## EXERCISE
Write out each record below exactly as it appears, with no pictures.

Dataset excerpts:
===============

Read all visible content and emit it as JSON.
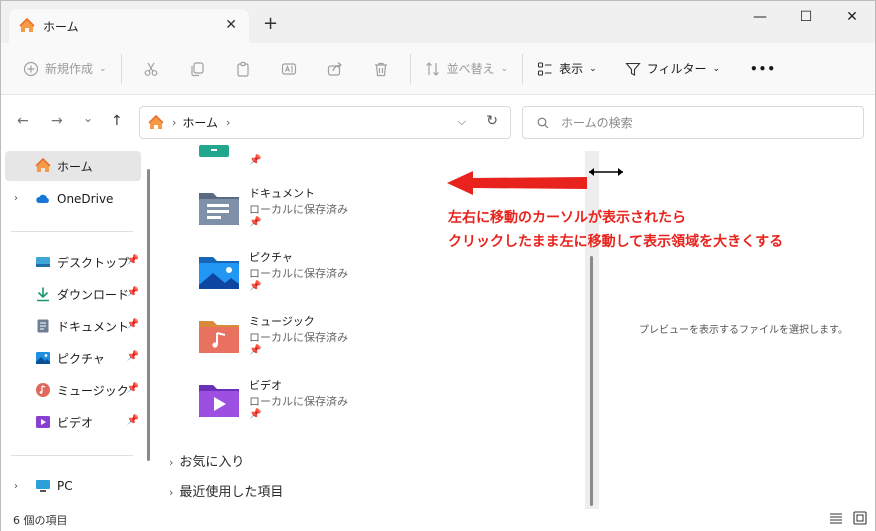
{
  "tab": {
    "title": "ホーム",
    "close": "✕",
    "new_tab": "+"
  },
  "window": {
    "minimize": "—",
    "maximize": "☐",
    "close": "✕"
  },
  "commandbar": {
    "new_label": "新規作成",
    "sort_label": "並べ替え",
    "view_label": "表示",
    "filter_label": "フィルター",
    "more": "•••"
  },
  "address": {
    "crumb": "ホーム",
    "sep1": "›",
    "sep2": "›",
    "chevron": "⌵",
    "refresh": "↻"
  },
  "search": {
    "placeholder": "ホームの検索"
  },
  "nav": {
    "back": "←",
    "forward": "→",
    "recent": "⌄",
    "up": "↑"
  },
  "sidebar": {
    "items": [
      {
        "label": "ホーム"
      },
      {
        "label": "OneDrive"
      },
      {
        "label": "デスクトップ"
      },
      {
        "label": "ダウンロード"
      },
      {
        "label": "ドキュメント"
      },
      {
        "label": "ピクチャ"
      },
      {
        "label": "ミュージック"
      },
      {
        "label": "ビデオ"
      },
      {
        "label": "PC"
      }
    ],
    "pin": "📌"
  },
  "folders": [
    {
      "name": "ドキュメント",
      "sub": "ローカルに保存済み"
    },
    {
      "name": "ピクチャ",
      "sub": "ローカルに保存済み"
    },
    {
      "name": "ミュージック",
      "sub": "ローカルに保存済み"
    },
    {
      "name": "ビデオ",
      "sub": "ローカルに保存済み"
    }
  ],
  "groups": {
    "favorites": "お気に入り",
    "recent": "最近使用した項目",
    "chevron": "›"
  },
  "preview": {
    "message": "プレビューを表示するファイルを選択します。"
  },
  "annotation": {
    "line1": "左右に移動のカーソルが表示されたら",
    "line2": "クリックしたまま左に移動して表示領域を大きくする"
  },
  "status": {
    "count": "6 個の項目"
  },
  "colors": {
    "annotation": "#e8231d",
    "accent": "#0067c0"
  }
}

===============

## PROBLEM SOLUTION
Read all visible content and emit it as JSON.
{
  "tab": {
    "title": "ホーム",
    "close": "✕",
    "new_tab": "+"
  },
  "window": {
    "minimize": "—",
    "maximize": "☐",
    "close": "✕"
  },
  "commandbar": {
    "new_label": "新規作成",
    "sort_label": "並べ替え",
    "view_label": "表示",
    "filter_label": "フィルター",
    "more": "•••"
  },
  "address": {
    "crumb": "ホーム",
    "sep1": "›",
    "sep2": "›",
    "chevron": "⌵",
    "refresh": "↻"
  },
  "search": {
    "placeholder": "ホームの検索"
  },
  "nav": {
    "back": "←",
    "forward": "→",
    "recent": "⌄",
    "up": "↑"
  },
  "sidebar": {
    "items": [
      {
        "label": "ホーム"
      },
      {
        "label": "OneDrive"
      },
      {
        "label": "デスクトップ"
      },
      {
        "label": "ダウンロード"
      },
      {
        "label": "ドキュメント"
      },
      {
        "label": "ピクチャ"
      },
      {
        "label": "ミュージック"
      },
      {
        "label": "ビデオ"
      },
      {
        "label": "PC"
      }
    ],
    "pin": "📌"
  },
  "folders": [
    {
      "name": "ドキュメント",
      "sub": "ローカルに保存済み"
    },
    {
      "name": "ピクチャ",
      "sub": "ローカルに保存済み"
    },
    {
      "name": "ミュージック",
      "sub": "ローカルに保存済み"
    },
    {
      "name": "ビデオ",
      "sub": "ローカルに保存済み"
    }
  ],
  "groups": {
    "favorites": "お気に入り",
    "recent": "最近使用した項目",
    "chevron": "›"
  },
  "preview": {
    "message": "プレビューを表示するファイルを選択します。"
  },
  "annotation": {
    "line1": "左右に移動のカーソルが表示されたら",
    "line2": "クリックしたまま左に移動して表示領域を大きくする"
  },
  "status": {
    "count": "6 個の項目"
  },
  "colors": {
    "annotation": "#e8231d",
    "accent": "#0067c0"
  }
}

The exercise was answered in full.